On January 2, 1916, Johnson "confessed" to having thrown the fight. Johnson's confession was re-published in the October 1956 issue of The Ring magazine. This controversy was re-visited in the January 1969 issue.
Johnson claimed that Curley told him that he had politicians working on his Mann Act case, and Johnson would be allowed to return to the United States if he agreed to throw the fight against Willard.
Johnson's story was that his wife, who was sitting at ringside, was to receive a package of bills taken directly from the box office, and amounting to $50,000, which was to be his payment for throwing the fight in the 10th round. "But when that round arrived," Johnson stated, "the money had not been paid. It was nearing the 26th round when the money was turned over to Mrs. Johnson. I had specified that it should be in $500 bills so that the package should be small and the amount quickly counted. After examining it, she gave me the signal. I replied that everything was O.K. and she departed. In the 26th round, I let the fight end as it did."
Most boxing experts doubt Johnson's story. It is true that Lucille Johnson left the arena before the 26th round, but it is a great deal more likely that this was to avoid seeing Johnson defeated than to carry away a package of $500 bills. Indeed, bills of that denomination are so seldom presented at box office windows that this detail alone is enough to discredit the story.
Curley stated years later, "Nobody ever took Johnson's charges of fakery seriously. He was well past his prime, fat and dissipated, and he was worn down and knocked out by a strong, game and well-conditioned opponent." This was also how it looked to Willard, who merely said, "If Johnson throwed it, I wish he throwed it sooner. It was hotter than hell down there."

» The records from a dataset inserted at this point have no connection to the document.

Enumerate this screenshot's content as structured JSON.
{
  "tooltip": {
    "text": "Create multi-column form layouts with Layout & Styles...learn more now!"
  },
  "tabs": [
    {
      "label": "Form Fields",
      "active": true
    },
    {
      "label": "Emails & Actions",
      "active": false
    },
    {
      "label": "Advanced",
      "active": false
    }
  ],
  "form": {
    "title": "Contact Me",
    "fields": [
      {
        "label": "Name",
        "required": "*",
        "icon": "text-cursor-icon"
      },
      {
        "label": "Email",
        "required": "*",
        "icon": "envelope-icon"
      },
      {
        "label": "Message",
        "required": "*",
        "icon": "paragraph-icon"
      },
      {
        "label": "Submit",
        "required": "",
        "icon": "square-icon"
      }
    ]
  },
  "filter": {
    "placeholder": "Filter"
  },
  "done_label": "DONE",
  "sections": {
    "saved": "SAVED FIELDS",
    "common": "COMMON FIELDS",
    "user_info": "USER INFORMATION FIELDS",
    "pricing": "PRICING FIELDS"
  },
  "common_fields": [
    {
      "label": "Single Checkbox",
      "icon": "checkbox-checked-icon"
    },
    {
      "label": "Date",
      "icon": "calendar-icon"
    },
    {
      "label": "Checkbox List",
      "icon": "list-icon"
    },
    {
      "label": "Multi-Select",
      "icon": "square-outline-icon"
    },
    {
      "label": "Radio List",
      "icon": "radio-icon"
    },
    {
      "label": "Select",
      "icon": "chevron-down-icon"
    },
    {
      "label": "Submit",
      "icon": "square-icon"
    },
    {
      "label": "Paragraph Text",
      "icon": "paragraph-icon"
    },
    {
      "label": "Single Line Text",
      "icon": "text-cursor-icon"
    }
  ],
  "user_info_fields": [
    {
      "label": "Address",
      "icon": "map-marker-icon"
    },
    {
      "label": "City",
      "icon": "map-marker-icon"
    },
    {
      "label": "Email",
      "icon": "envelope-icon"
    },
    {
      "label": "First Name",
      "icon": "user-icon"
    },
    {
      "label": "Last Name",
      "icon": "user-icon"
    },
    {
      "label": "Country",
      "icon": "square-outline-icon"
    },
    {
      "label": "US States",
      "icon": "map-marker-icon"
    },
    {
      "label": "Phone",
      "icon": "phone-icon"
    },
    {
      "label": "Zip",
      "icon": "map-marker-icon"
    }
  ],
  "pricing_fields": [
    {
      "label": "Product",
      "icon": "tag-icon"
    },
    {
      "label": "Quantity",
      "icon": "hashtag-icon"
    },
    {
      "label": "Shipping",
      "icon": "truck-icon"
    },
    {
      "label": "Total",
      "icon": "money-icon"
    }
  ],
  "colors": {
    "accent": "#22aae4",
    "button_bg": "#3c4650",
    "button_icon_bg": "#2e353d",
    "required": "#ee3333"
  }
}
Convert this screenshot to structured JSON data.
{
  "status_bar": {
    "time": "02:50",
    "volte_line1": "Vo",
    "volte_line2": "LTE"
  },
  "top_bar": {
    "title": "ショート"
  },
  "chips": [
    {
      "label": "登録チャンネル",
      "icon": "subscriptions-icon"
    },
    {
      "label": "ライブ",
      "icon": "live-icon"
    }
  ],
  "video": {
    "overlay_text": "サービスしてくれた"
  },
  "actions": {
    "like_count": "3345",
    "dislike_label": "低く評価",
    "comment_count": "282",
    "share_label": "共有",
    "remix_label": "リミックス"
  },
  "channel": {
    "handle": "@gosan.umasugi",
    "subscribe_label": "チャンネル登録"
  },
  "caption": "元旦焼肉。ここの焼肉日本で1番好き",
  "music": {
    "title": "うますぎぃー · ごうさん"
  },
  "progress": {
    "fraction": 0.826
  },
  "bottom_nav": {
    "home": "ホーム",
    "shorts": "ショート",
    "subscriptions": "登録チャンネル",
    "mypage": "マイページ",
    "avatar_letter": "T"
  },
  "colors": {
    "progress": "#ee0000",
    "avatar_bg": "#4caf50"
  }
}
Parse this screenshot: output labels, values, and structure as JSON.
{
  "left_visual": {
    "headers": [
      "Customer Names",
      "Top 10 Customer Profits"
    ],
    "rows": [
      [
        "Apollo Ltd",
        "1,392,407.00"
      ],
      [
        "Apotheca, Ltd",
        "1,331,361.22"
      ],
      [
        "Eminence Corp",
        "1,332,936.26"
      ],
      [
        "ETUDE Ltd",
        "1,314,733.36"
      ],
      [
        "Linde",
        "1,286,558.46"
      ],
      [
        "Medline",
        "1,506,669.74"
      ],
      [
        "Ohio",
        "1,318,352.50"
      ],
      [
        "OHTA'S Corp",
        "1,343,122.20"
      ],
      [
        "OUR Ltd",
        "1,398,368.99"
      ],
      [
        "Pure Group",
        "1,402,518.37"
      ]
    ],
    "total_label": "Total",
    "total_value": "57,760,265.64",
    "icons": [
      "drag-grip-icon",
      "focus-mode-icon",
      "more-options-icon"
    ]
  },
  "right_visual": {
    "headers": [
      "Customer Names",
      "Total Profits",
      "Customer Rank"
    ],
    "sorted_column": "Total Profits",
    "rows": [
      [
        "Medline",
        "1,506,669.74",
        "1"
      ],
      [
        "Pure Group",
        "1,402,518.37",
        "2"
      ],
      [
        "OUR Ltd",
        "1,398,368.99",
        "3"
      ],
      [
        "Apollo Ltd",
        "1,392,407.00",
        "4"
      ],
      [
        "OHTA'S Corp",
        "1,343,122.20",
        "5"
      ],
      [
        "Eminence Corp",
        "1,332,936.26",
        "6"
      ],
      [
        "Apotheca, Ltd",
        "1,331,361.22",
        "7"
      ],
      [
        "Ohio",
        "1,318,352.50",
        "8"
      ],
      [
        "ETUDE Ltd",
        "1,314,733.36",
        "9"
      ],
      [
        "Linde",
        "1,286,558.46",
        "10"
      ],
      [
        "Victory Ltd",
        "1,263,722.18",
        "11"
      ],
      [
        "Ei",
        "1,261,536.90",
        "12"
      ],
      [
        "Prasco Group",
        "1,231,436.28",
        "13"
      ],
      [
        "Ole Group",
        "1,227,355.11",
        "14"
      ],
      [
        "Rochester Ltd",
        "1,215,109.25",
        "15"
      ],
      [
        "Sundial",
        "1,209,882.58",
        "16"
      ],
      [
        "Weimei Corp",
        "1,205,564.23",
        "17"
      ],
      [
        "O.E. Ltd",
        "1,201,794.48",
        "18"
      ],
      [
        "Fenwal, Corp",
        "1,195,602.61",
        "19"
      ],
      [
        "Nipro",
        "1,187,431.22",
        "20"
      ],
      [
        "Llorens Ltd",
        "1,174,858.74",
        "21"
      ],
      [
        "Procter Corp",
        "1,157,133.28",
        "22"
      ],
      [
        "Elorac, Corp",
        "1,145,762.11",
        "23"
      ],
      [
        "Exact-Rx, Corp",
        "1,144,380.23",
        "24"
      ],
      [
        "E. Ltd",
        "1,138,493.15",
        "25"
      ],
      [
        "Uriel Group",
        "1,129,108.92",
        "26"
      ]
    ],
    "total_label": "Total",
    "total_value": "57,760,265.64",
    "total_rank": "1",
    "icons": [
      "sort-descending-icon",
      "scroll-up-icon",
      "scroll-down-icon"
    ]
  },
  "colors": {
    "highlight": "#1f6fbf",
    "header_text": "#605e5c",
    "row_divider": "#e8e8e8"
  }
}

Johnson didn't return to the United States until 1920. He surrendered to federal authorities in San Diego on July 20, 1920. Johnson was sent to the Federal Penitentiary at Leavenworth, Kansas to serve out his time of a year and a day for his Mann Act conviction.